____ INFORMATION SHOWN

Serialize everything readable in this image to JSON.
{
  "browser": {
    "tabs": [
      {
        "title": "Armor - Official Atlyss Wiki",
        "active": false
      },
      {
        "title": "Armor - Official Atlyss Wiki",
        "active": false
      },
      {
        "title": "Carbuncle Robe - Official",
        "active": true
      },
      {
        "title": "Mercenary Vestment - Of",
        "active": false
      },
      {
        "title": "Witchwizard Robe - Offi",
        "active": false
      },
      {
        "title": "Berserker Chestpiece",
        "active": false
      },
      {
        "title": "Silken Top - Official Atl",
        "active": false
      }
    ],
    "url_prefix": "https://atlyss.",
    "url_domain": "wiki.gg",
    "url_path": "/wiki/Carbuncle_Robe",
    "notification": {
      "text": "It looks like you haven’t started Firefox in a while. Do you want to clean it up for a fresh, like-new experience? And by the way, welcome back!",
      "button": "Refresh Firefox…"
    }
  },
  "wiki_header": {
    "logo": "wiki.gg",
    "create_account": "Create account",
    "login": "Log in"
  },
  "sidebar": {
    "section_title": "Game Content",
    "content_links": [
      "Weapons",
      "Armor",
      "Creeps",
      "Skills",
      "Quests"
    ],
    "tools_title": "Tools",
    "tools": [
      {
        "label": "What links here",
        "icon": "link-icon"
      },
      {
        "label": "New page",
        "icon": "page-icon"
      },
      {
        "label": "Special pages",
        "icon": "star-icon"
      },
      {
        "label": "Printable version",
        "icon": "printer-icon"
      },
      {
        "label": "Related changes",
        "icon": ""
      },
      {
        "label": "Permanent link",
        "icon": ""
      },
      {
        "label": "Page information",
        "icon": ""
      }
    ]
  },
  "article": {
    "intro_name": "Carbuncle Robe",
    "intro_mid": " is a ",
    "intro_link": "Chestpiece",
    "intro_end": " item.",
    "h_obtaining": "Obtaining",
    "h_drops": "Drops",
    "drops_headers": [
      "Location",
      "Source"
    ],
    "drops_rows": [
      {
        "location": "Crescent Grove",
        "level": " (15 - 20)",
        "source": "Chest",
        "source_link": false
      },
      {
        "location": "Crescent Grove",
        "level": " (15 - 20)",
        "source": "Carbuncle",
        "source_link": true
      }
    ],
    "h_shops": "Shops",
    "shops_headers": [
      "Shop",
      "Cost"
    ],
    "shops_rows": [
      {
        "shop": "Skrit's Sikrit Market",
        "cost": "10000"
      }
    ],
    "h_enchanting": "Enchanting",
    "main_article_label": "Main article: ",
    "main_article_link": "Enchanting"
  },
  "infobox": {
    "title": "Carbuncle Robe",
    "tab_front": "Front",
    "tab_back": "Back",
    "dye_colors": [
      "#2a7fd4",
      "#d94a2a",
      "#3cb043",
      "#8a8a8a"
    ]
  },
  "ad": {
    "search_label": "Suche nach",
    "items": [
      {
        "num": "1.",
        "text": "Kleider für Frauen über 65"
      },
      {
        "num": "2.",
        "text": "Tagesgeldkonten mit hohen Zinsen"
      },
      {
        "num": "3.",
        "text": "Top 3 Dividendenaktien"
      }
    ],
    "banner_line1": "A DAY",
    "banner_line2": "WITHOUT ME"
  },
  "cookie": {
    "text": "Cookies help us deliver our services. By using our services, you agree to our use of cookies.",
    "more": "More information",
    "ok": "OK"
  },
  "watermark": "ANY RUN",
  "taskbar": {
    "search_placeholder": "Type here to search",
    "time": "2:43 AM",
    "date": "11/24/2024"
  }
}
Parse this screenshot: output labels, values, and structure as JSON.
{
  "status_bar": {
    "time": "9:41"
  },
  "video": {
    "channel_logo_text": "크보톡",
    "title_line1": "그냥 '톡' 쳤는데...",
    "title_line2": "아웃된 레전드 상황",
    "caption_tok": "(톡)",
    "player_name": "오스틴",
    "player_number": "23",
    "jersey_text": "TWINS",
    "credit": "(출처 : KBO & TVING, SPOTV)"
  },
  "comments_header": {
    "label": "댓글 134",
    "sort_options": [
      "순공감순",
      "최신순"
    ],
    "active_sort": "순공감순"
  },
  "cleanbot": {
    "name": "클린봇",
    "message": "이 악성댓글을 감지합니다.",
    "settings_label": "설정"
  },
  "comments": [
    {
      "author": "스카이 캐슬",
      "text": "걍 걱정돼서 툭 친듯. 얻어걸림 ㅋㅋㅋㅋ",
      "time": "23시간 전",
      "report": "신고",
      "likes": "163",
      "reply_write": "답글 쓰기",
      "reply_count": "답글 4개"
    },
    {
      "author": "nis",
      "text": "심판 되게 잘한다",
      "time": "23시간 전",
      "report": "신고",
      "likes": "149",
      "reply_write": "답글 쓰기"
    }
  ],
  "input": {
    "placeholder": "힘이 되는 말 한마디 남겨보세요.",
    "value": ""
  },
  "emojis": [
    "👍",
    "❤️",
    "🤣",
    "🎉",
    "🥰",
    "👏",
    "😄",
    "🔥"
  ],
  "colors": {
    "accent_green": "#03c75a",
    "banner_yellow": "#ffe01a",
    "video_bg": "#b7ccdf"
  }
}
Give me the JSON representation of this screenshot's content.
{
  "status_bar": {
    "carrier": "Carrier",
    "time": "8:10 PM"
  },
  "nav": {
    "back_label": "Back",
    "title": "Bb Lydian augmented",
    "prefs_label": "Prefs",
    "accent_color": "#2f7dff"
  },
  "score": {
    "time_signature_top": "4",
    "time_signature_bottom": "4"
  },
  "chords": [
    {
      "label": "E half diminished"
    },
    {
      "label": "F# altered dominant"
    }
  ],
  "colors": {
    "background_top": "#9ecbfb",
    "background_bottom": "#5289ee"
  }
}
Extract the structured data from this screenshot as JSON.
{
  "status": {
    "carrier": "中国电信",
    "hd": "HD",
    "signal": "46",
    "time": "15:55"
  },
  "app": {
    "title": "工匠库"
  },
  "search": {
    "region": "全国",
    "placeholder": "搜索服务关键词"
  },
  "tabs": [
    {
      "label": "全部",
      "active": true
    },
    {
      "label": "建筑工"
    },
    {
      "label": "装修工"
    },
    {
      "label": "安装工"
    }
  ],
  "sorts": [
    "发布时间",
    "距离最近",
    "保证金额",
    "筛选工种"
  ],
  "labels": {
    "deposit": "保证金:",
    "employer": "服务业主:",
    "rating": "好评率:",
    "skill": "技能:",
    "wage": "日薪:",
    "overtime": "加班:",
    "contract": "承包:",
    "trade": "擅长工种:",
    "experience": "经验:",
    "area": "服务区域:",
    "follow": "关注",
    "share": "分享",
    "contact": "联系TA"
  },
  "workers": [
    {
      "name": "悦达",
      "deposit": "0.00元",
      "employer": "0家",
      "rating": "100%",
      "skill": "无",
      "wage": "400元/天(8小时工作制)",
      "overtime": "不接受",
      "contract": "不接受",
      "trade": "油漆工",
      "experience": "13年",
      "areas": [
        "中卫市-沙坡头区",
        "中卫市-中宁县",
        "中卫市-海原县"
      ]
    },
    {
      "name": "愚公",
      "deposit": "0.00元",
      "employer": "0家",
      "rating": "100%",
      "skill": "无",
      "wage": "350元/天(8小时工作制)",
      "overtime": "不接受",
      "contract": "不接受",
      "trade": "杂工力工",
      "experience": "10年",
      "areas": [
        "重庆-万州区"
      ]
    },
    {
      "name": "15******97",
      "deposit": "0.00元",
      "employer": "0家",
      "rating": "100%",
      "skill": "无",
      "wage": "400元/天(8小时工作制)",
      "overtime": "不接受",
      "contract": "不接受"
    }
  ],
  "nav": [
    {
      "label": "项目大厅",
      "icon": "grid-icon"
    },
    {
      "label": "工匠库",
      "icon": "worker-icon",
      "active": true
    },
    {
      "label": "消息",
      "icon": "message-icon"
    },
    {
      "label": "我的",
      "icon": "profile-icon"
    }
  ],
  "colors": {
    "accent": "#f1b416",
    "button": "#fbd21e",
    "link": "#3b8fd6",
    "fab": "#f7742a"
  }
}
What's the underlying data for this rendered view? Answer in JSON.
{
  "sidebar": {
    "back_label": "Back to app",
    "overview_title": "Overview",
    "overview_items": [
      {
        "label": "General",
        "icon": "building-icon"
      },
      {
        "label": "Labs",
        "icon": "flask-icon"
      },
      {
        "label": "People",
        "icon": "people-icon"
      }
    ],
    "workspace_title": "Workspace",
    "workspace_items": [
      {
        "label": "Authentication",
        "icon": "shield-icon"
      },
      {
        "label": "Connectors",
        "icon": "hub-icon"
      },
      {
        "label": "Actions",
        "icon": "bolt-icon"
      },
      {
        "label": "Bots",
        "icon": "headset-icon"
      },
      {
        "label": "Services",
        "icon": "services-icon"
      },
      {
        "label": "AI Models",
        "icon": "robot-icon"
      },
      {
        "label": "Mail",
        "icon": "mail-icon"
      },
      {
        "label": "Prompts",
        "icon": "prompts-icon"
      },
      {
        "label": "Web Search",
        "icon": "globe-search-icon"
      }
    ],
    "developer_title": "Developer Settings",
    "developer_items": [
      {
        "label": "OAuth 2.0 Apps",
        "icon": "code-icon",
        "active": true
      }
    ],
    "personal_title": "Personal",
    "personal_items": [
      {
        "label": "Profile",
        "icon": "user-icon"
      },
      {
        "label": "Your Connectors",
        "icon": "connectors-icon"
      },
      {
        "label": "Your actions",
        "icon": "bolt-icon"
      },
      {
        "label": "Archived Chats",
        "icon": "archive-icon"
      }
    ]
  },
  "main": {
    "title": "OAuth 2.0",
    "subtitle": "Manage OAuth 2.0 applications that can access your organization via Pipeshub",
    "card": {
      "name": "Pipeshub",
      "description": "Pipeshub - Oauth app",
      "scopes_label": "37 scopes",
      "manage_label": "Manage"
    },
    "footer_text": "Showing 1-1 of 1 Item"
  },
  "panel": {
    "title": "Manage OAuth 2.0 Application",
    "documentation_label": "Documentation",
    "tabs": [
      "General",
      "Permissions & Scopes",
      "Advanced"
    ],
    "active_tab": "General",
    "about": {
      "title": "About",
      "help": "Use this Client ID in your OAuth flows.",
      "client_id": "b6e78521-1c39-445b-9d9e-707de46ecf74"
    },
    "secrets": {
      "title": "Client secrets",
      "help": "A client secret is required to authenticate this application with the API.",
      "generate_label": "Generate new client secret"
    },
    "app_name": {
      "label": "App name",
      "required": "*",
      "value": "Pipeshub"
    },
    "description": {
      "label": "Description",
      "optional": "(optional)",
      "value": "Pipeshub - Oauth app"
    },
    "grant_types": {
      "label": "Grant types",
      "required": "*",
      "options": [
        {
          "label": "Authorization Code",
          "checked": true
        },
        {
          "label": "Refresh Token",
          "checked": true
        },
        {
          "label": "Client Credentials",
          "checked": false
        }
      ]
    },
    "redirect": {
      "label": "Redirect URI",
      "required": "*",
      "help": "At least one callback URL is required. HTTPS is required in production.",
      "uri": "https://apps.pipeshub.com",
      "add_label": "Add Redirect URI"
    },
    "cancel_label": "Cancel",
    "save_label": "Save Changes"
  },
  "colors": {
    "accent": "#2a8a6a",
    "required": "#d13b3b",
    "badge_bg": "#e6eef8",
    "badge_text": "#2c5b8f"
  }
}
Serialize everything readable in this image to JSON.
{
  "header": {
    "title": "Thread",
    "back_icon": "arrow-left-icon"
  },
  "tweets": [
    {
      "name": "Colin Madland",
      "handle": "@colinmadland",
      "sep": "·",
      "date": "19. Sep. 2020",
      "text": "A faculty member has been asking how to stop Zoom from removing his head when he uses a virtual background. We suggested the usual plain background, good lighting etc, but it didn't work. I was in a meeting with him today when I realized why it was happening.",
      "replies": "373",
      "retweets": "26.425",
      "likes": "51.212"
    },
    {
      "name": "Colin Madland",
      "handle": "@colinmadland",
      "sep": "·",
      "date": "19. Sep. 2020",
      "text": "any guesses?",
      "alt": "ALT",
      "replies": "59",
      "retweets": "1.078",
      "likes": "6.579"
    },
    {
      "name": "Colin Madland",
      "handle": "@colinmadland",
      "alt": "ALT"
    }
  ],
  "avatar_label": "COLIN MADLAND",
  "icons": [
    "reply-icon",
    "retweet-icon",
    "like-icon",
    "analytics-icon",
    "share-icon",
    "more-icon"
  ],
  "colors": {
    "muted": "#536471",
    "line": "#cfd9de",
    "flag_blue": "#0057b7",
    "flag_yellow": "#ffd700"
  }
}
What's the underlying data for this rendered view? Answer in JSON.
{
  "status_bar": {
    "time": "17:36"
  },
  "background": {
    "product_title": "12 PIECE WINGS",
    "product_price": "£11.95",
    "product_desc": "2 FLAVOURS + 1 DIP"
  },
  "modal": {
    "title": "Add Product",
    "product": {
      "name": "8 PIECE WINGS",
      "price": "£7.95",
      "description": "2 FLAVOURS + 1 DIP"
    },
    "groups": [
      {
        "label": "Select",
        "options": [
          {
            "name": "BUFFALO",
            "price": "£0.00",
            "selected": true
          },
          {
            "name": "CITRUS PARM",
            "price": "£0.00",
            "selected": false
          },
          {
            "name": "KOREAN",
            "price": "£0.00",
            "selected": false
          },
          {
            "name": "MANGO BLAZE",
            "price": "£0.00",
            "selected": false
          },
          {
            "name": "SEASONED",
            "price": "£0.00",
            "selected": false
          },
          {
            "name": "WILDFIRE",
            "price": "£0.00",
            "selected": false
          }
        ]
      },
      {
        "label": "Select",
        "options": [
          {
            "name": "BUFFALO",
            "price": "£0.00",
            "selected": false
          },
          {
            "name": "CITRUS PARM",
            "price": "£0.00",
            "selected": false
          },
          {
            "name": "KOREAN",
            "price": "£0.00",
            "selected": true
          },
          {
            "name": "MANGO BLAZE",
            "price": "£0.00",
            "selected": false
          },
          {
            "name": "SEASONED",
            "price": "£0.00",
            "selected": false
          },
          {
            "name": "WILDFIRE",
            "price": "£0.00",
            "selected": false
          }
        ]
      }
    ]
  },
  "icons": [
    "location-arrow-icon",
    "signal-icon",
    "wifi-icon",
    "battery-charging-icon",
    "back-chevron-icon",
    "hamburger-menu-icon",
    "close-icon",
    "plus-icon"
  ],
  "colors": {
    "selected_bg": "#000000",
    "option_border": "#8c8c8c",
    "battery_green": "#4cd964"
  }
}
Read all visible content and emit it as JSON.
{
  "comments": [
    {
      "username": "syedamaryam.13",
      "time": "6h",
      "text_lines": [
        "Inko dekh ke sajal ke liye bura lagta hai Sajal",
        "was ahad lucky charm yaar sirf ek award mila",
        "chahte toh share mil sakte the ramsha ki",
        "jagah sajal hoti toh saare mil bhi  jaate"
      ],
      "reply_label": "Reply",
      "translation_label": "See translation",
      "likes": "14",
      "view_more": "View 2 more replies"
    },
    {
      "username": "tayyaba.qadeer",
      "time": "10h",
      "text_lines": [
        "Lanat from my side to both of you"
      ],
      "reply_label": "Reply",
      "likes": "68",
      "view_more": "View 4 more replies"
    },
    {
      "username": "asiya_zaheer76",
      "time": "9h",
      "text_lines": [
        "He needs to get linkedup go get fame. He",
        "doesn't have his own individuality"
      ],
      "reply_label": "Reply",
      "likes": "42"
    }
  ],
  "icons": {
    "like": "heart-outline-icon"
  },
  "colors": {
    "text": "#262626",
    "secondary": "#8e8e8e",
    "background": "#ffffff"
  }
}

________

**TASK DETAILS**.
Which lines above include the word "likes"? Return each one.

**ANSWER TO THE PROBLEM**.
      "likes": "163",
      "likes": "149",
      "likes": "51.212"
      "likes": "6.579"
      "likes": "14",
      "likes": "68",
      "likes": "42"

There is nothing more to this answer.